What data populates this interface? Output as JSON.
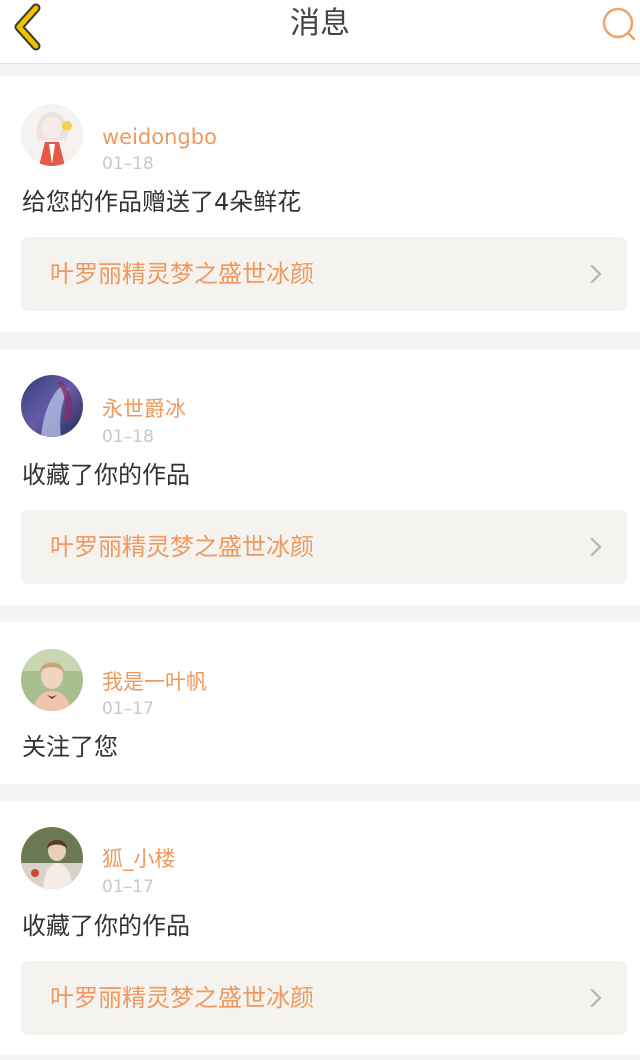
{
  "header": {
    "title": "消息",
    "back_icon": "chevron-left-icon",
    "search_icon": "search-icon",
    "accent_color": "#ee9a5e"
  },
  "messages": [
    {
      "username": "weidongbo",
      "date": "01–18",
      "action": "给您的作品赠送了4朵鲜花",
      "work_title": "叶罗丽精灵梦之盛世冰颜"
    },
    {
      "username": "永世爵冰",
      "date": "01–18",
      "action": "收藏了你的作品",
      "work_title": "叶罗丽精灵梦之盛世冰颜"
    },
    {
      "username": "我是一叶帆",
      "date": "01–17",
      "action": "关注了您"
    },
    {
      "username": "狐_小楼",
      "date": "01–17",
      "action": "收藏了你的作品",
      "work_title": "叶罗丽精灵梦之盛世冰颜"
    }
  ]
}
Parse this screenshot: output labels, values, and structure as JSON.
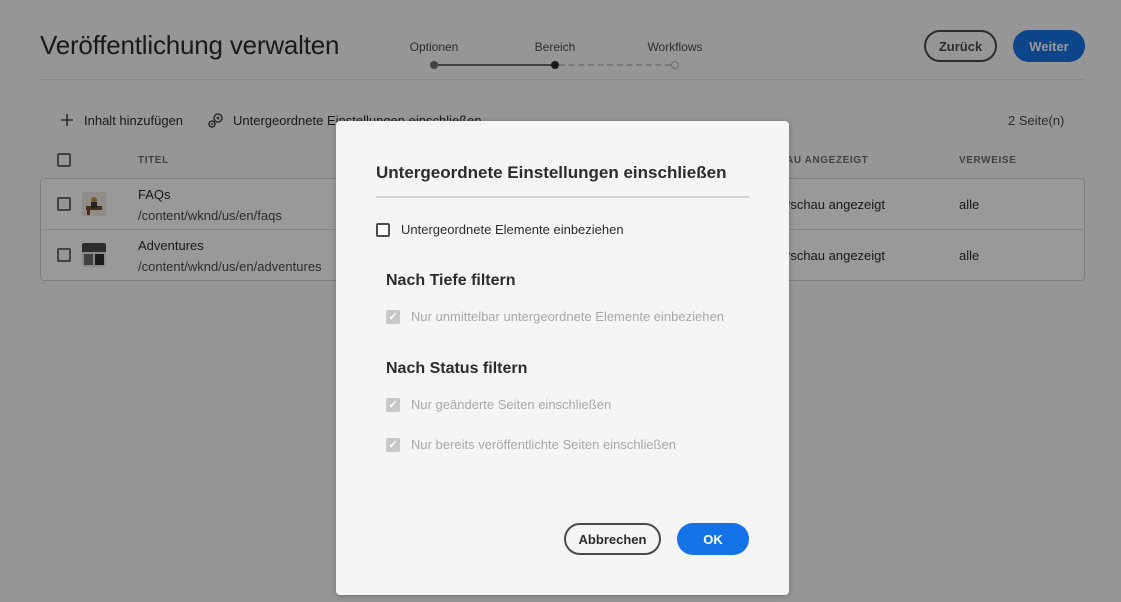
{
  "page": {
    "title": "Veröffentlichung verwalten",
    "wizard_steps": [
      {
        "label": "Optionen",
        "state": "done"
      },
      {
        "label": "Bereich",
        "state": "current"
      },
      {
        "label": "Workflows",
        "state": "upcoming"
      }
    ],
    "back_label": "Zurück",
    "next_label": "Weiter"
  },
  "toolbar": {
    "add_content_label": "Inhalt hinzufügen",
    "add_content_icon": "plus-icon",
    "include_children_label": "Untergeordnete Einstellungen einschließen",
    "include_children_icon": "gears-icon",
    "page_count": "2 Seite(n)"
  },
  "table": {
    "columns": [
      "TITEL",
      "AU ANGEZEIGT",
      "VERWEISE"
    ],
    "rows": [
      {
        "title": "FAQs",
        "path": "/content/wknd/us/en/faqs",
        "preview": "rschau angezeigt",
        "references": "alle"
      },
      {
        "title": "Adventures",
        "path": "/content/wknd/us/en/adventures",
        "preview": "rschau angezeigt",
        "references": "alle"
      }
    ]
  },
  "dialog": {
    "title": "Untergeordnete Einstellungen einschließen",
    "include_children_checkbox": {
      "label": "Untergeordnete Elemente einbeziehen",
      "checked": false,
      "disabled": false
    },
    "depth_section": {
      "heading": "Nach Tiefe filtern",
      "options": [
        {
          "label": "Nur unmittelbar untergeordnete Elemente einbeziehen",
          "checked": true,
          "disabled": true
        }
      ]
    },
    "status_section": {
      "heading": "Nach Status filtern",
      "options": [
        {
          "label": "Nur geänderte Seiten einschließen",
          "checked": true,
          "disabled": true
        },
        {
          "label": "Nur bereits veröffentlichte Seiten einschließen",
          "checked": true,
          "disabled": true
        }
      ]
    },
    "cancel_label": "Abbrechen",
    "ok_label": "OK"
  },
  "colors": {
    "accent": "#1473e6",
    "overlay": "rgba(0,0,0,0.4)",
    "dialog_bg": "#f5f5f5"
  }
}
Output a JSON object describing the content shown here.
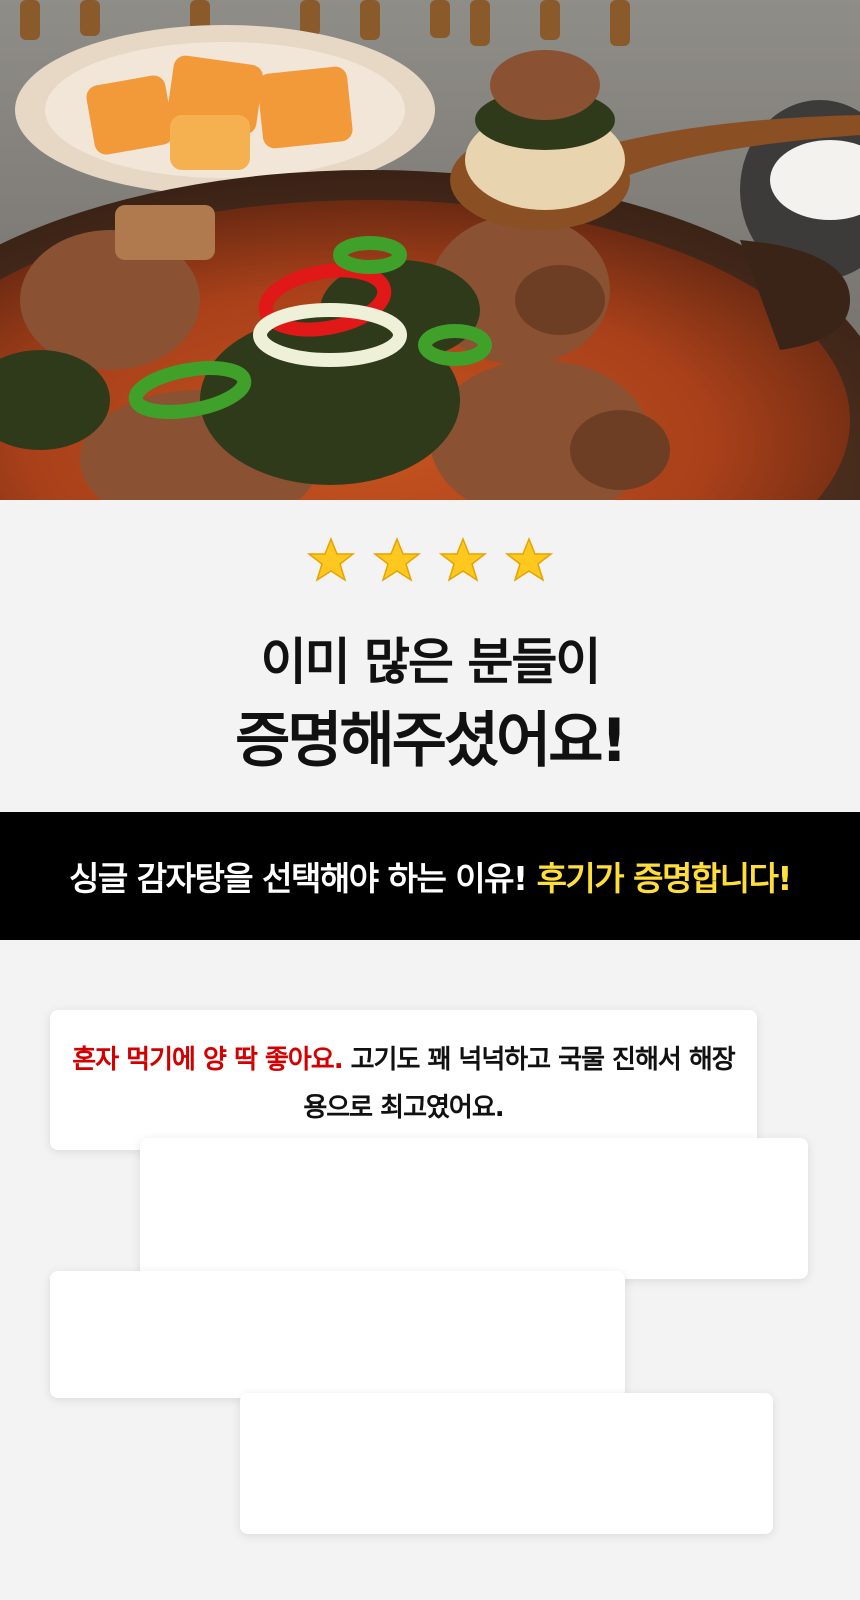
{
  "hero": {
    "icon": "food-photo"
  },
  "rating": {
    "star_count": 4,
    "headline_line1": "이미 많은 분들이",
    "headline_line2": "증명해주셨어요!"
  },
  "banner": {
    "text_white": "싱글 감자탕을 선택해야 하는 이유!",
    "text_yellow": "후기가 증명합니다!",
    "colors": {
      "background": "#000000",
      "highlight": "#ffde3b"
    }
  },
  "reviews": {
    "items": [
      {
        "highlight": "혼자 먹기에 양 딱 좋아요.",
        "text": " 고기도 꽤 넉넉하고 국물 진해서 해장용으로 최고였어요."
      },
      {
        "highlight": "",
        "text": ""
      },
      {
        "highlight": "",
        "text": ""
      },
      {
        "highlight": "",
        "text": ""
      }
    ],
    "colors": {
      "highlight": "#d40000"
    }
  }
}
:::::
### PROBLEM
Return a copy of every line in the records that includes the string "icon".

### RESULT OF THE TASK
    "back_icon": "chevron-left-icon",
    "search_icon": "search-icon",
    "add_content_icon": "plus-icon",
    "include_children_icon": "gears-icon",
    "icon": "food-photo"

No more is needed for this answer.